(Records for processing begins)

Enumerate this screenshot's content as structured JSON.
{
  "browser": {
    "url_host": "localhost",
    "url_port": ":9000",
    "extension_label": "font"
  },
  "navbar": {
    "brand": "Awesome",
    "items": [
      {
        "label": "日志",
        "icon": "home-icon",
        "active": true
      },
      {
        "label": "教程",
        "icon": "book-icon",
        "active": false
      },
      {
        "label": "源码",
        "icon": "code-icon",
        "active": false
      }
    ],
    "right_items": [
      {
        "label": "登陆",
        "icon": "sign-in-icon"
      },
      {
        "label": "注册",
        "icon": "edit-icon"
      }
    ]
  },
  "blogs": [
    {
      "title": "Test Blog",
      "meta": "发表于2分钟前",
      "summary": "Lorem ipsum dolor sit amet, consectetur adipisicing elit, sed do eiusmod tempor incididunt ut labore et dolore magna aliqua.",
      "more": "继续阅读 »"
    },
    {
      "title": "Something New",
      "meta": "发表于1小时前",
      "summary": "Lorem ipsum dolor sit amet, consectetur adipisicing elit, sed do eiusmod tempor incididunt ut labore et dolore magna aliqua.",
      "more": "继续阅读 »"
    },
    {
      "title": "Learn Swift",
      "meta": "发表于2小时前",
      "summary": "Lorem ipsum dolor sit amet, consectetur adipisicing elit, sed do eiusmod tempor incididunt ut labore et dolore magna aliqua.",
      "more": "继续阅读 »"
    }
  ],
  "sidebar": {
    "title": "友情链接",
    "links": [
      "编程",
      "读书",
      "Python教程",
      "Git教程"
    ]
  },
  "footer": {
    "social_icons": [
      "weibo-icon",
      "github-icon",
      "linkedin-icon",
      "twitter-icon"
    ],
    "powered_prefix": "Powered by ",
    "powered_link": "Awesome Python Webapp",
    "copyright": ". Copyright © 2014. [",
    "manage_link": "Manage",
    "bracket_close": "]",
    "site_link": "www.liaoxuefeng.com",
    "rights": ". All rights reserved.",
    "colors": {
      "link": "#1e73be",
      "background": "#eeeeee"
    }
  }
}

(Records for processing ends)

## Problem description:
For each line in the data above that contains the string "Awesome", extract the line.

## Result of the exercise:
    "brand": "Awesome",
    "powered_link": "Awesome Python Webapp",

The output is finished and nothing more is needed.